Required action:
Your answer should be the lines of the listing that contain the word "title".

Task inputs:

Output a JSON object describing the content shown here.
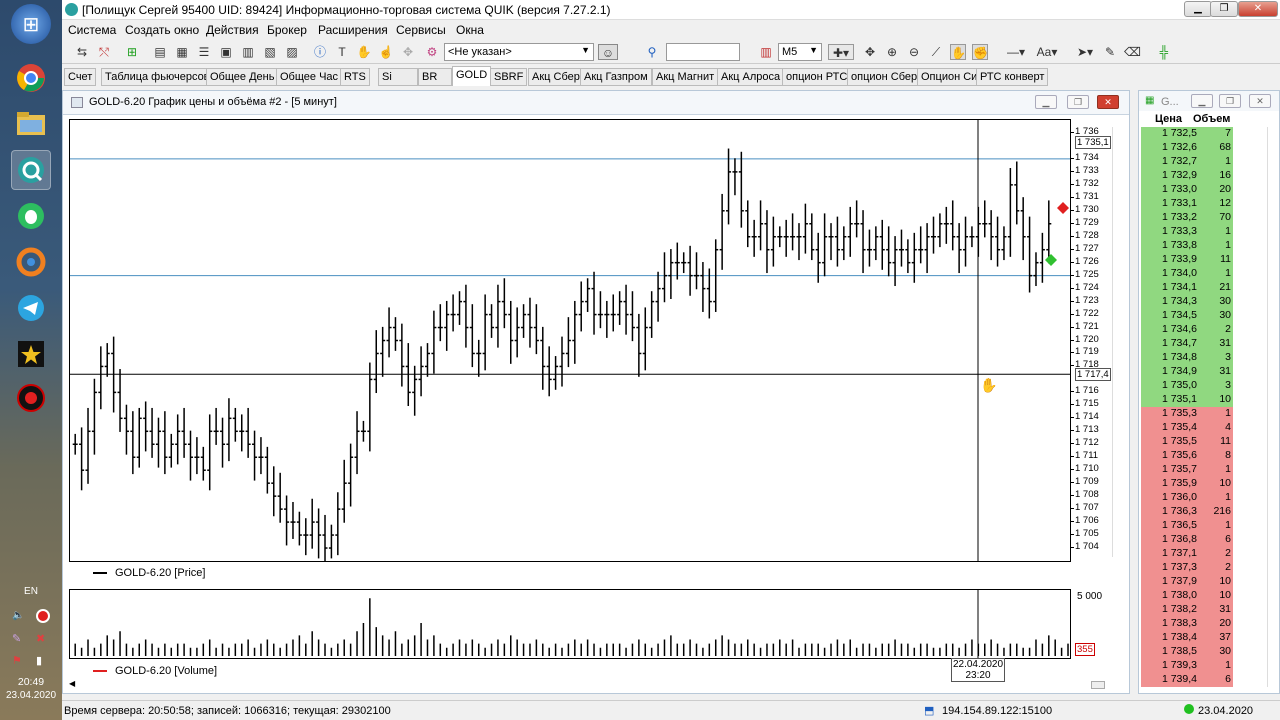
{
  "taskbar": {
    "lang": "EN",
    "time": "20:49",
    "date": "23.04.2020"
  },
  "window": {
    "title": "[Полищук Сергей 95400 UID: 89424] Информационно-торговая система QUIK (версия 7.27.2.1)"
  },
  "menu": [
    "Система",
    "Создать окно",
    "Действия",
    "Брокер",
    "Расширения",
    "Сервисы",
    "Окна"
  ],
  "toolbar": {
    "account_combo": "<Не указан>",
    "interval_combo": "M5",
    "font_label": "Aa"
  },
  "tabs": [
    "Счет",
    "Таблица фьючерсов",
    "Общее День",
    "Общее Час",
    "RTS",
    "Si",
    "BR",
    "GOLD",
    "SBRF",
    "Акц Сбер",
    "Акц Газпром",
    "Акц Магнит",
    "Акц Алроса",
    "опцион РТС",
    "опцион Сбер",
    "Опцион Си",
    "РТС конверт"
  ],
  "active_tab": "GOLD",
  "chart_window": {
    "title": "GOLD-6.20 График цены и объёма #2 - [5 минут]",
    "price_legend": "GOLD-6.20 [Price]",
    "volume_legend": "GOLD-6.20 [Volume]",
    "last_price_label": "1 735,1",
    "crosshair_price_label": "1 717,4",
    "crosshair_date": "22.04.2020",
    "crosshair_time": "23:20",
    "volume_max_label": "5 000",
    "volume_last_label": "355",
    "yticks": [
      "1 736",
      "1 734",
      "1 733",
      "1 732",
      "1 731",
      "1 730",
      "1 729",
      "1 728",
      "1 727",
      "1 726",
      "1 725",
      "1 724",
      "1 723",
      "1 722",
      "1 721",
      "1 720",
      "1 719",
      "1 718",
      "1 716",
      "1 715",
      "1 714",
      "1 713",
      "1 712",
      "1 711",
      "1 710",
      "1 709",
      "1 708",
      "1 707",
      "1 706",
      "1 705",
      "1 704"
    ]
  },
  "chart_data": {
    "type": "ohlc",
    "symbol": "GOLD-6.20",
    "interval": "5 минут",
    "ylim": [
      1703,
      1737
    ],
    "hlines": [
      1734,
      1725,
      1717.4
    ],
    "closes": [
      1712,
      1710,
      1713,
      1716,
      1718,
      1719,
      1716,
      1714,
      1713,
      1711,
      1714,
      1713,
      1712,
      1713,
      1711,
      1712,
      1713,
      1712,
      1711,
      1711,
      1710,
      1713,
      1713,
      1712,
      1714,
      1713,
      1713,
      1712,
      1711,
      1711,
      1709,
      1708,
      1707,
      1706,
      1706,
      1705,
      1705,
      1706,
      1705,
      1704,
      1705,
      1707,
      1709,
      1711,
      1713,
      1713,
      1717,
      1719,
      1720,
      1721,
      1720,
      1718,
      1716,
      1717,
      1718,
      1719,
      1721,
      1721,
      1722,
      1722,
      1723,
      1721,
      1719,
      1719,
      1722,
      1721,
      1723,
      1722,
      1720,
      1721,
      1722,
      1721,
      1720,
      1718,
      1717,
      1718,
      1719,
      1720,
      1722,
      1723,
      1724,
      1722,
      1722,
      1722,
      1722,
      1723,
      1722,
      1721,
      1719,
      1721,
      1723,
      1724,
      1725,
      1726,
      1726,
      1726,
      1725,
      1725,
      1724,
      1723,
      1727,
      1730,
      1733,
      1733,
      1730,
      1728,
      1728,
      1729,
      1727,
      1728,
      1728,
      1728,
      1728,
      1728,
      1729,
      1727,
      1726,
      1728,
      1728,
      1727,
      1728,
      1729,
      1729,
      1727,
      1727,
      1728,
      1727,
      1726,
      1727,
      1727,
      1726,
      1727,
      1727,
      1728,
      1728,
      1729,
      1729,
      1728,
      1727,
      1728,
      1728,
      1729,
      1729,
      1728,
      1727,
      1728,
      1732,
      1730,
      1728,
      1725,
      1726,
      1727,
      1729
    ],
    "volumes": [
      3,
      2,
      4,
      2,
      3,
      5,
      4,
      6,
      3,
      2,
      3,
      4,
      3,
      2,
      3,
      2,
      3,
      3,
      2,
      2,
      3,
      4,
      2,
      3,
      2,
      3,
      3,
      4,
      2,
      3,
      4,
      3,
      2,
      3,
      4,
      5,
      3,
      6,
      4,
      3,
      2,
      3,
      4,
      3,
      6,
      8,
      14,
      7,
      5,
      4,
      6,
      3,
      4,
      5,
      8,
      4,
      5,
      3,
      2,
      3,
      4,
      3,
      4,
      3,
      2,
      3,
      4,
      3,
      5,
      4,
      3,
      3,
      4,
      3,
      2,
      3,
      2,
      3,
      4,
      3,
      4,
      3,
      2,
      3,
      3,
      3,
      2,
      3,
      4,
      3,
      2,
      3,
      4,
      5,
      3,
      3,
      4,
      3,
      2,
      3,
      4,
      5,
      4,
      3,
      3,
      4,
      3,
      2,
      3,
      3,
      4,
      3,
      4,
      2,
      3,
      3,
      3,
      2,
      3,
      4,
      3,
      4,
      2,
      3,
      3,
      2,
      3,
      3,
      4,
      3,
      3,
      2,
      3,
      3,
      2,
      2,
      3,
      3,
      2,
      3,
      4,
      3,
      3,
      4,
      3,
      2,
      3,
      3,
      2,
      2,
      4,
      3,
      5,
      4,
      2,
      3,
      2
    ]
  },
  "glass": {
    "title": "G...",
    "col_price": "Цена",
    "col_volume": "Объем",
    "bids": [
      [
        "1 732,5",
        "7"
      ],
      [
        "1 732,6",
        "68"
      ],
      [
        "1 732,7",
        "1"
      ],
      [
        "1 732,9",
        "16"
      ],
      [
        "1 733,0",
        "20"
      ],
      [
        "1 733,1",
        "12"
      ],
      [
        "1 733,2",
        "70"
      ],
      [
        "1 733,3",
        "1"
      ],
      [
        "1 733,8",
        "1"
      ],
      [
        "1 733,9",
        "11"
      ],
      [
        "1 734,0",
        "1"
      ],
      [
        "1 734,1",
        "21"
      ],
      [
        "1 734,3",
        "30"
      ],
      [
        "1 734,5",
        "30"
      ],
      [
        "1 734,6",
        "2"
      ],
      [
        "1 734,7",
        "31"
      ],
      [
        "1 734,8",
        "3"
      ],
      [
        "1 734,9",
        "31"
      ],
      [
        "1 735,0",
        "3"
      ],
      [
        "1 735,1",
        "10"
      ]
    ],
    "asks": [
      [
        "1 735,3",
        "1"
      ],
      [
        "1 735,4",
        "4"
      ],
      [
        "1 735,5",
        "11"
      ],
      [
        "1 735,6",
        "8"
      ],
      [
        "1 735,7",
        "1"
      ],
      [
        "1 735,9",
        "10"
      ],
      [
        "1 736,0",
        "1"
      ],
      [
        "1 736,3",
        "216"
      ],
      [
        "1 736,5",
        "1"
      ],
      [
        "1 736,8",
        "6"
      ],
      [
        "1 737,1",
        "2"
      ],
      [
        "1 737,3",
        "2"
      ],
      [
        "1 737,9",
        "10"
      ],
      [
        "1 738,0",
        "10"
      ],
      [
        "1 738,2",
        "31"
      ],
      [
        "1 738,3",
        "20"
      ],
      [
        "1 738,4",
        "37"
      ],
      [
        "1 738,5",
        "30"
      ],
      [
        "1 739,3",
        "1"
      ],
      [
        "1 739,4",
        "6"
      ]
    ],
    "bid_color": "#90d880",
    "ask_color": "#f09090"
  },
  "status": {
    "left": "Время сервера: 20:50:58; записей: 1066316; текущая: 29302100",
    "ip": "194.154.89.122:15100",
    "date": "23.04.2020"
  }
}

Answer to this exercise:
    "title": "[Полищук Сергей 95400 UID: 89424] Информационно-торговая система QUIK (версия 7.27.2.1)"
    "title": "GOLD-6.20 График цены и объёма #2 - [5 минут]",
    "title": "G...",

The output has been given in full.